In this chapter, we look at how multimedia sessions are set up. In principle, no formal session set up mechanisms are needed for multicast communication - senders send to a group address, receivers subscribe to the same address, and communication ensures. However, in practice, we normally need a means for users that wish to communicate to discover which multicast address to use, to discover which protocols and codecs to transmit and receive with, and just to discover that a session is going to take place at all. Sometimes email has served these purposes, but typically we require more integrated mechanisms that are designed specifically with session initiation in mind, and which hide most of the details from the users.
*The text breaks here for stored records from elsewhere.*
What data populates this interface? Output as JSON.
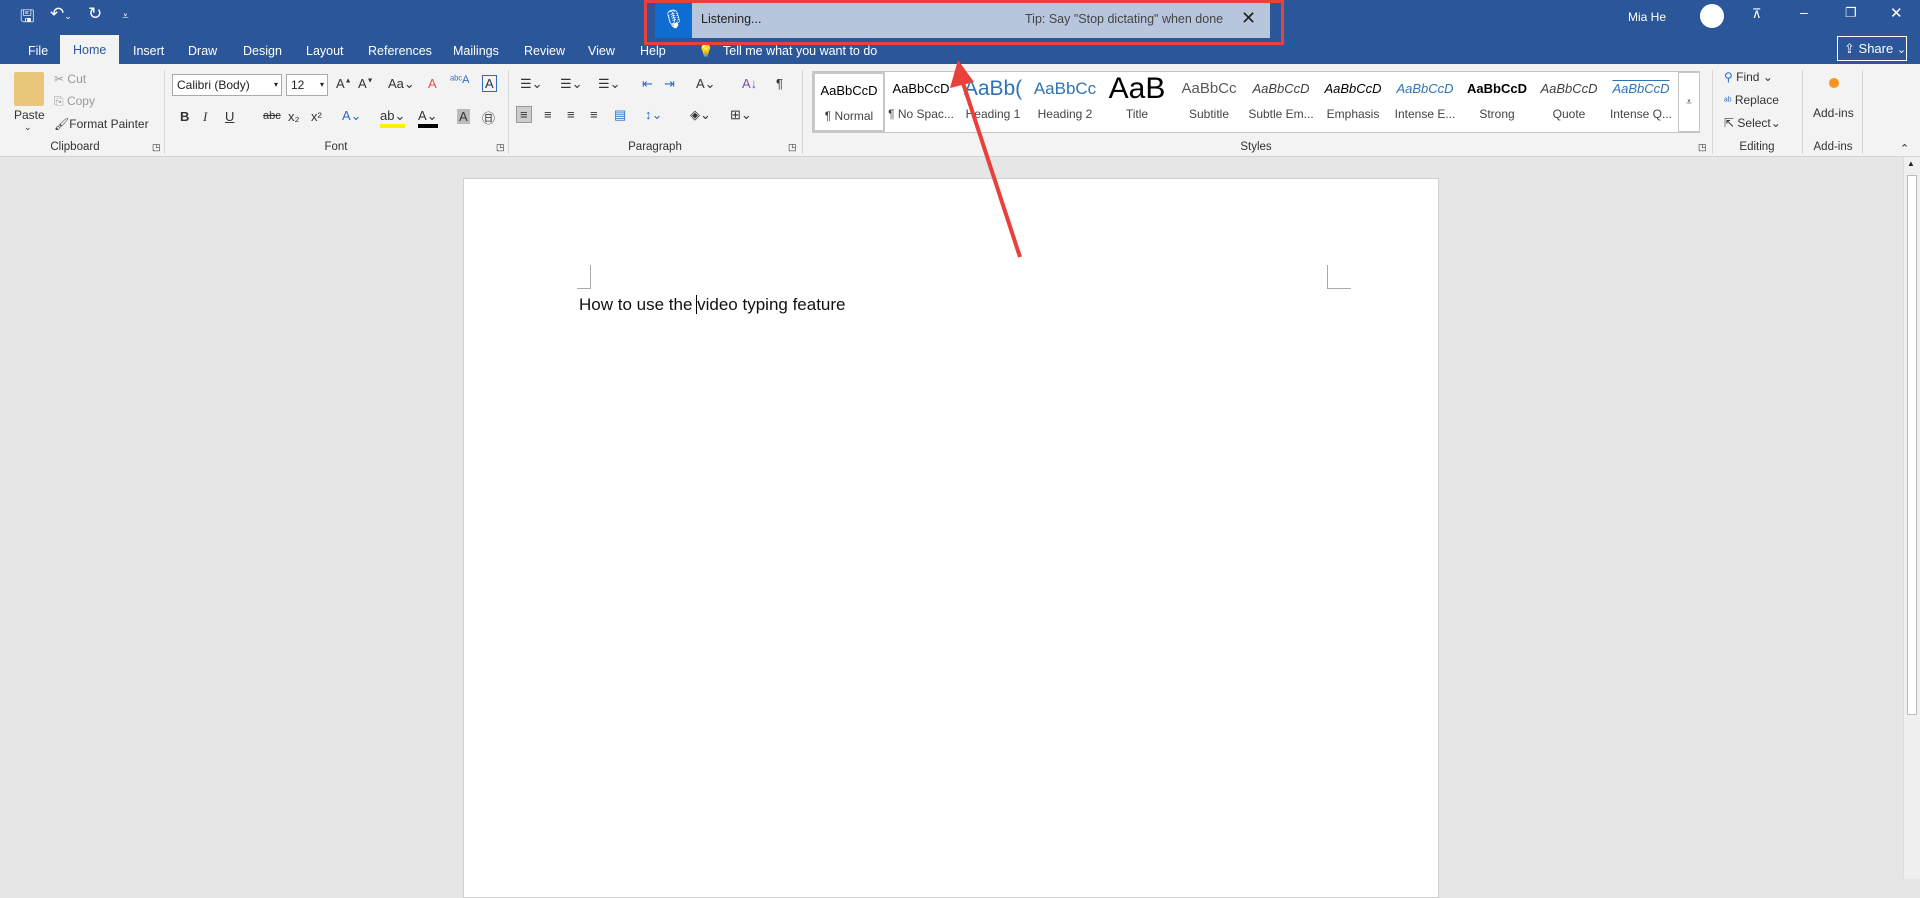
{
  "quick_access": {
    "save": "save-icon",
    "undo": "undo-icon",
    "redo": "redo-icon",
    "customize": "customize-icon"
  },
  "tabs": [
    "File",
    "Home",
    "Insert",
    "Draw",
    "Design",
    "Layout",
    "References",
    "Mailings",
    "Review",
    "View",
    "Help"
  ],
  "tell_me": "Tell me what you want to do",
  "user": {
    "name": "Mia He"
  },
  "share_label": "Share",
  "dictation": {
    "status": "Listening...",
    "tip": "Tip: Say \"Stop dictating\" when done"
  },
  "clipboard": {
    "paste": "Paste",
    "cut": "Cut",
    "copy": "Copy",
    "format_painter": "Format Painter",
    "label": "Clipboard"
  },
  "font": {
    "name": "Calibri (Body)",
    "size": "12",
    "label": "Font",
    "bold": "B",
    "italic": "I",
    "underline": "U",
    "strike": "abc",
    "case": "Aa"
  },
  "paragraph": {
    "label": "Paragraph"
  },
  "styles": {
    "label": "Styles",
    "items": [
      {
        "preview": "AaBbCcD",
        "name": "¶ Normal"
      },
      {
        "preview": "AaBbCcD",
        "name": "¶ No Spac..."
      },
      {
        "preview": "AaBb(",
        "name": "Heading 1"
      },
      {
        "preview": "AaBbCc",
        "name": "Heading 2"
      },
      {
        "preview": "AaB",
        "name": "Title"
      },
      {
        "preview": "AaBbCc",
        "name": "Subtitle"
      },
      {
        "preview": "AaBbCcD",
        "name": "Subtle Em..."
      },
      {
        "preview": "AaBbCcD",
        "name": "Emphasis"
      },
      {
        "preview": "AaBbCcD",
        "name": "Intense E..."
      },
      {
        "preview": "AaBbCcD",
        "name": "Strong"
      },
      {
        "preview": "AaBbCcD",
        "name": "Quote"
      },
      {
        "preview": "AaBbCcD",
        "name": "Intense Q..."
      }
    ]
  },
  "editing": {
    "find": "Find",
    "replace": "Replace",
    "select": "Select",
    "label": "Editing"
  },
  "addins": {
    "button": "Add-ins",
    "label": "Add-ins"
  },
  "document": {
    "text_before": "How to use the ",
    "text_after": "video typing feature"
  },
  "colors": {
    "brand": "#2b579a",
    "highlight_box": "#e8403a"
  }
}
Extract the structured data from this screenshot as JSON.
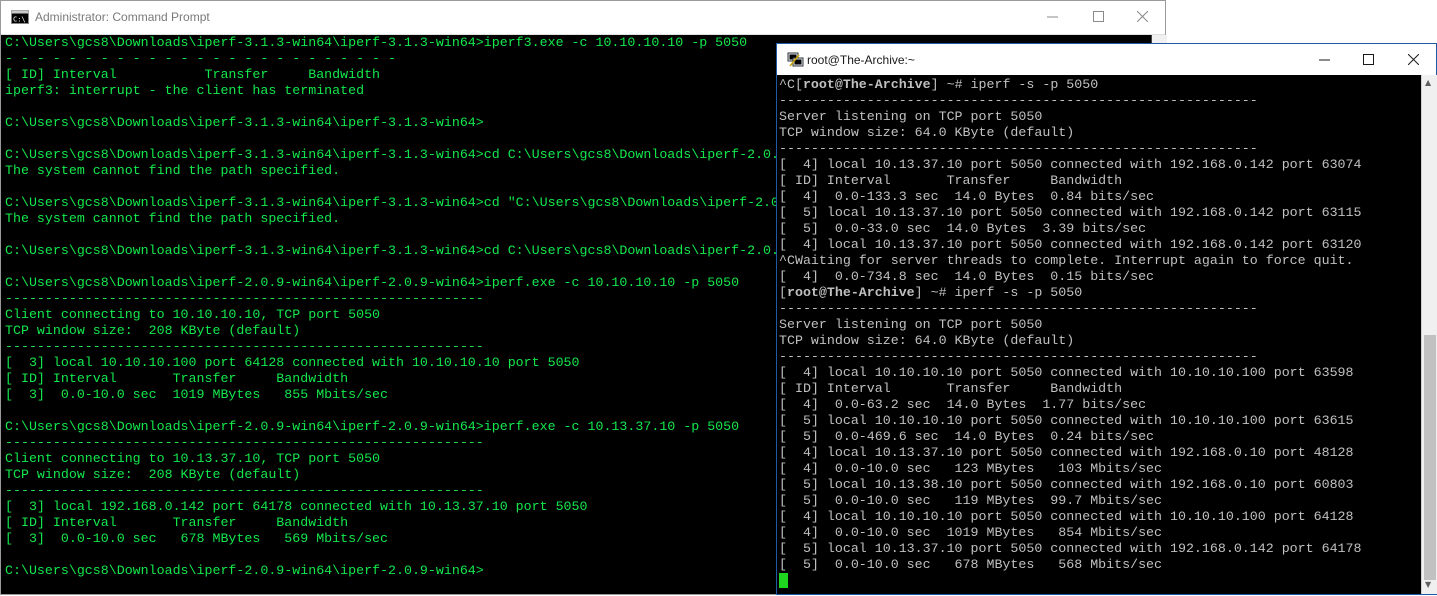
{
  "cmd_window": {
    "title": "Administrator: Command Prompt",
    "icon": "cmd-icon",
    "text_color": "#13e84b",
    "lines": [
      "C:\\Users\\gcs8\\Downloads\\iperf-3.1.3-win64\\iperf-3.1.3-win64>iperf3.exe -c 10.10.10.10 -p 5050",
      "- - - - - - - - - - - - - - - - - - - - - - - - -",
      "[ ID] Interval           Transfer     Bandwidth",
      "iperf3: interrupt - the client has terminated",
      "",
      "C:\\Users\\gcs8\\Downloads\\iperf-3.1.3-win64\\iperf-3.1.3-win64>",
      "",
      "C:\\Users\\gcs8\\Downloads\\iperf-3.1.3-win64\\iperf-3.1.3-win64>cd C:\\Users\\gcs8\\Downloads\\iperf-2.0.",
      "The system cannot find the path specified.",
      "",
      "C:\\Users\\gcs8\\Downloads\\iperf-3.1.3-win64\\iperf-3.1.3-win64>cd \"C:\\Users\\gcs8\\Downloads\\iperf-2.0",
      "The system cannot find the path specified.",
      "",
      "C:\\Users\\gcs8\\Downloads\\iperf-3.1.3-win64\\iperf-3.1.3-win64>cd C:\\Users\\gcs8\\Downloads\\iperf-2.0.",
      "",
      "C:\\Users\\gcs8\\Downloads\\iperf-2.0.9-win64\\iperf-2.0.9-win64>iperf.exe -c 10.10.10.10 -p 5050",
      "------------------------------------------------------------",
      "Client connecting to 10.10.10.10, TCP port 5050",
      "TCP window size:  208 KByte (default)",
      "------------------------------------------------------------",
      "[  3] local 10.10.10.100 port 64128 connected with 10.10.10.10 port 5050",
      "[ ID] Interval       Transfer     Bandwidth",
      "[  3]  0.0-10.0 sec  1019 MBytes   855 Mbits/sec",
      "",
      "C:\\Users\\gcs8\\Downloads\\iperf-2.0.9-win64\\iperf-2.0.9-win64>iperf.exe -c 10.13.37.10 -p 5050",
      "------------------------------------------------------------",
      "Client connecting to 10.13.37.10, TCP port 5050",
      "TCP window size:  208 KByte (default)",
      "------------------------------------------------------------",
      "[  3] local 192.168.0.142 port 64178 connected with 10.13.37.10 port 5050",
      "[ ID] Interval       Transfer     Bandwidth",
      "[  3]  0.0-10.0 sec   678 MBytes   569 Mbits/sec",
      "",
      "C:\\Users\\gcs8\\Downloads\\iperf-2.0.9-win64\\iperf-2.0.9-win64>"
    ]
  },
  "putty_window": {
    "title": "root@The-Archive:~",
    "icon": "putty-icon",
    "text_color": "#c0c0c0",
    "cursor_color": "#1ed41e",
    "lines": [
      {
        "pre": "^C[",
        "bold": "root@The-Archive",
        "post": "] ~# iperf -s -p 5050"
      },
      {
        "text": "------------------------------------------------------------"
      },
      {
        "text": "Server listening on TCP port 5050"
      },
      {
        "text": "TCP window size: 64.0 KByte (default)"
      },
      {
        "text": "------------------------------------------------------------"
      },
      {
        "text": "[  4] local 10.13.37.10 port 5050 connected with 192.168.0.142 port 63074"
      },
      {
        "text": "[ ID] Interval       Transfer     Bandwidth"
      },
      {
        "text": "[  4]  0.0-133.3 sec  14.0 Bytes  0.84 bits/sec"
      },
      {
        "text": "[  5] local 10.13.37.10 port 5050 connected with 192.168.0.142 port 63115"
      },
      {
        "text": "[  5]  0.0-33.0 sec  14.0 Bytes  3.39 bits/sec"
      },
      {
        "text": "[  4] local 10.13.37.10 port 5050 connected with 192.168.0.142 port 63120"
      },
      {
        "text": "^CWaiting for server threads to complete. Interrupt again to force quit."
      },
      {
        "text": "[  4]  0.0-734.8 sec  14.0 Bytes  0.15 bits/sec"
      },
      {
        "pre": "[",
        "bold": "root@The-Archive",
        "post": "] ~# iperf -s -p 5050"
      },
      {
        "text": "------------------------------------------------------------"
      },
      {
        "text": "Server listening on TCP port 5050"
      },
      {
        "text": "TCP window size: 64.0 KByte (default)"
      },
      {
        "text": "------------------------------------------------------------"
      },
      {
        "text": "[  4] local 10.10.10.10 port 5050 connected with 10.10.10.100 port 63598"
      },
      {
        "text": "[ ID] Interval       Transfer     Bandwidth"
      },
      {
        "text": "[  4]  0.0-63.2 sec  14.0 Bytes  1.77 bits/sec"
      },
      {
        "text": "[  5] local 10.10.10.10 port 5050 connected with 10.10.10.100 port 63615"
      },
      {
        "text": "[  5]  0.0-469.6 sec  14.0 Bytes  0.24 bits/sec"
      },
      {
        "text": "[  4] local 10.13.37.10 port 5050 connected with 192.168.0.10 port 48128"
      },
      {
        "text": "[  4]  0.0-10.0 sec   123 MBytes   103 Mbits/sec"
      },
      {
        "text": "[  5] local 10.13.38.10 port 5050 connected with 192.168.0.10 port 60803"
      },
      {
        "text": "[  5]  0.0-10.0 sec   119 MBytes  99.7 Mbits/sec"
      },
      {
        "text": "[  4] local 10.10.10.10 port 5050 connected with 10.10.10.100 port 64128"
      },
      {
        "text": "[  4]  0.0-10.0 sec  1019 MBytes   854 Mbits/sec"
      },
      {
        "text": "[  5] local 10.13.37.10 port 5050 connected with 192.168.0.142 port 64178"
      },
      {
        "text": "[  5]  0.0-10.0 sec   678 MBytes   568 Mbits/sec"
      }
    ]
  }
}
There are several complementary mechanisms for initiating sessions, depending on the purpose of the session, but they essentially can be divided into invitation and announcement mechanisms. A traditional example of an invitation mechanism would be making a telephone call, which is essentially an invitation to participate in a private session. A traditional example of an announcement mechanism is the television guide in a newspaper, which announces the time and channel that each program is broadcast. In the Internet, in addition to these two extremes, there are also sessions that fall in the middle, such as an invitation to listen to a public session, and announcements of private sessions to restricted groups.